The Doha climate talks in December 2012, wrapped up lines of negotiation that were begun years before in Bali. Negotiators resolved contentious questions about the future of the Kyoto Protocol and finally put the constraints of the Bali agenda behind them. Now they need turn to developing by 2015 a new agreement under the United Nations Framework Convention on Climate Change (UNFCCC) to cover the post-2020 period. In order to make concrete progress on climate policy there is a need to establish a Carbon Pricing Consultation (CPC) process, which would be a detailed, pragmatic, and ongoing discussion of the implementation details of domestic cap-and-trade and GHG taxes.

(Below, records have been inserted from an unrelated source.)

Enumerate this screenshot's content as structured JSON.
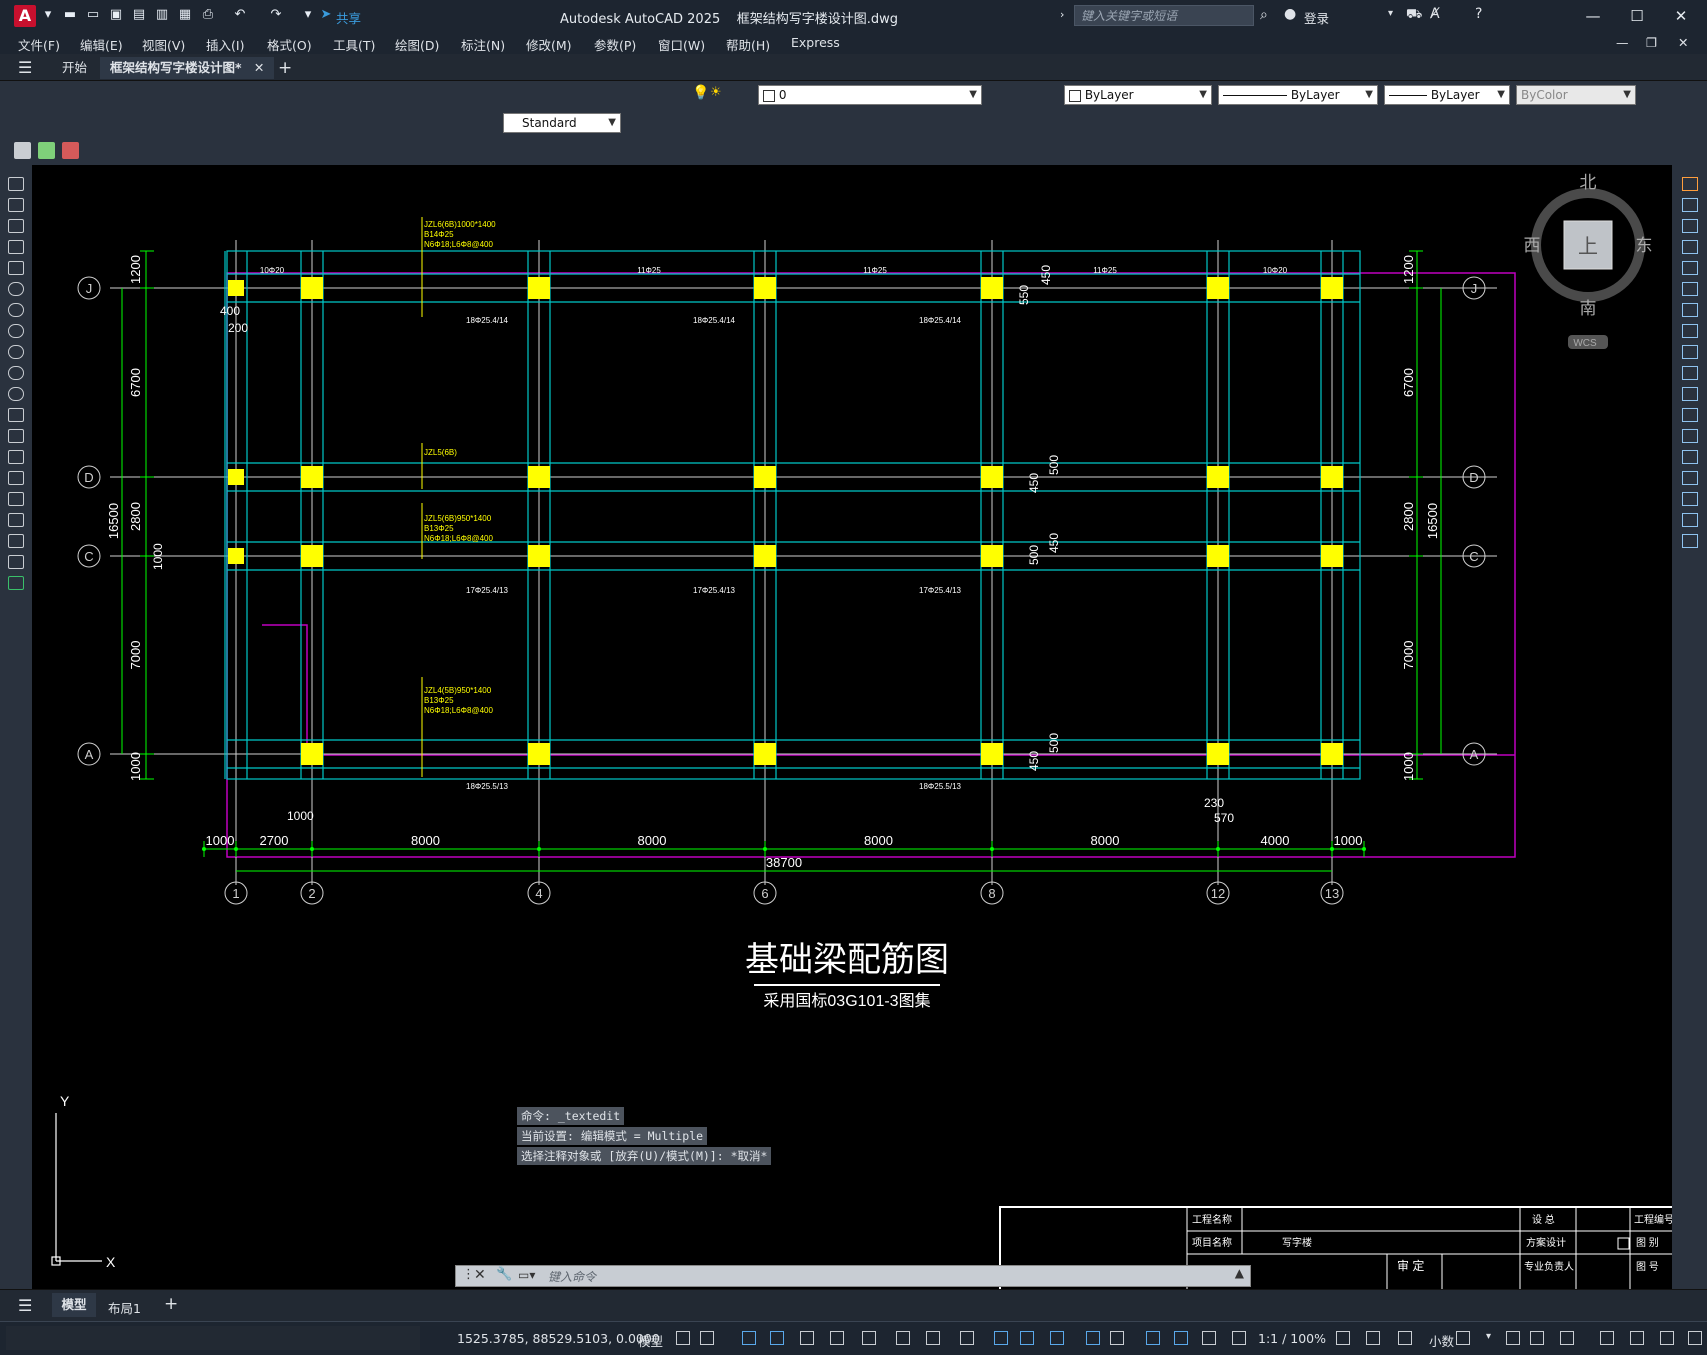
{
  "titlebar": {
    "app_title": "Autodesk AutoCAD 2025",
    "document": "框架结构写字楼设计图.dwg",
    "share_label": "共享",
    "search_placeholder": "键入关键字或短语",
    "login_label": "登录"
  },
  "menu": [
    "文件(F)",
    "编辑(E)",
    "视图(V)",
    "插入(I)",
    "格式(O)",
    "工具(T)",
    "绘图(D)",
    "标注(N)",
    "修改(M)",
    "参数(P)",
    "窗口(W)",
    "帮助(H)",
    "Express"
  ],
  "tabs": {
    "start": "开始",
    "active": "框架结构写字楼设计图*"
  },
  "properties": {
    "layer": "0",
    "color": "ByLayer",
    "linetype": "ByLayer",
    "lineweight": "ByLayer",
    "plotstyle": "ByColor",
    "dimstyle": "Standard"
  },
  "viewcube": {
    "north": "北",
    "south": "南",
    "east": "东",
    "west": "西",
    "top": "上",
    "wcs": "WCS"
  },
  "drawing": {
    "title": "基础梁配筋图",
    "subtitle": "采用国标03G101-3图集",
    "grid_rows": [
      "J",
      "D",
      "C",
      "A"
    ],
    "grid_cols": [
      "1",
      "2",
      "4",
      "6",
      "8",
      "12",
      "13"
    ],
    "bottom_dims": [
      "1000",
      "2700",
      "8000",
      "8000",
      "8000",
      "8000",
      "4000",
      "1000"
    ],
    "total_width": "38700",
    "left_dims": [
      "1200",
      "6700",
      "2800",
      "7000",
      "1000"
    ],
    "right_dims": [
      "1200",
      "6700",
      "2800",
      "7000",
      "1000"
    ],
    "total_height": "16500",
    "misc_dims": {
      "d400": "400",
      "d200": "200",
      "d1000a": "1000",
      "d1000b": "1000",
      "d230": "230",
      "d570": "570",
      "d550": "550",
      "d450a": "450",
      "d500a": "500",
      "d450b": "450",
      "d500b": "500",
      "d450c": "450",
      "d500c": "500",
      "d450d": "450"
    },
    "beam_labels_top": [
      "10Φ20",
      "11Φ25",
      "11Φ25",
      "11Φ25",
      "10Φ20"
    ],
    "beam_labels_mid": [
      "18Φ25.4/14",
      "18Φ25.4/14",
      "18Φ25.4/14"
    ],
    "beam_labels_low": [
      "17Φ25.4/13",
      "17Φ25.4/13",
      "17Φ25.4/13"
    ],
    "beam_labels_bot": [
      "18Φ25.5/13",
      "18Φ25.5/13"
    ],
    "beam_notes": [
      "JZL6(6B)1000*1400",
      "B14Φ25",
      "N6Φ18;L6Φ8@400",
      "JZL5(6B)950*1400",
      "B13Φ25",
      "N6Φ18;L6Φ8@400",
      "JZL4(5B)950*1400",
      "B13Φ25",
      "N6Φ18;L6Φ8@400",
      "JZL5(6B)"
    ]
  },
  "command": {
    "history": [
      "命令: _textedit",
      "当前设置: 编辑模式 = Multiple",
      "选择注释对象或 [放弃(U)/模式(M)]: *取消*"
    ],
    "placeholder": "键入命令"
  },
  "titleblock": {
    "project_name_label": "工程名称",
    "item_name_label": "项目名称",
    "item_name": "写字楼",
    "review_label": "审  定",
    "design_label": "设  总",
    "scheme_label": "方案设计",
    "pm_label": "专业负责人",
    "proj_no_label": "工程编号",
    "sheet_label": "图  别",
    "sheet_no_label": "图  号"
  },
  "layout_tabs": [
    "模型",
    "布局1"
  ],
  "status": {
    "coords": "1525.3785, 88529.5103, 0.0000",
    "model": "模型",
    "scale": "1:1 / 100%",
    "units": "小数"
  }
}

Though carbon pricing generally been considered to be a national-level policy to be adopted at the discretion of individual governments the paper argues that a CPC process would provide an opportunity for negotiators, as well as the administrators of national pricing policies, to discuss how to induce, practically and efficiently, the broad economic shifts required to de-couple emissions and economic activity. This paper makes the argument for focusing on carbon pricing in the international negotiations and offers a way forward in that process.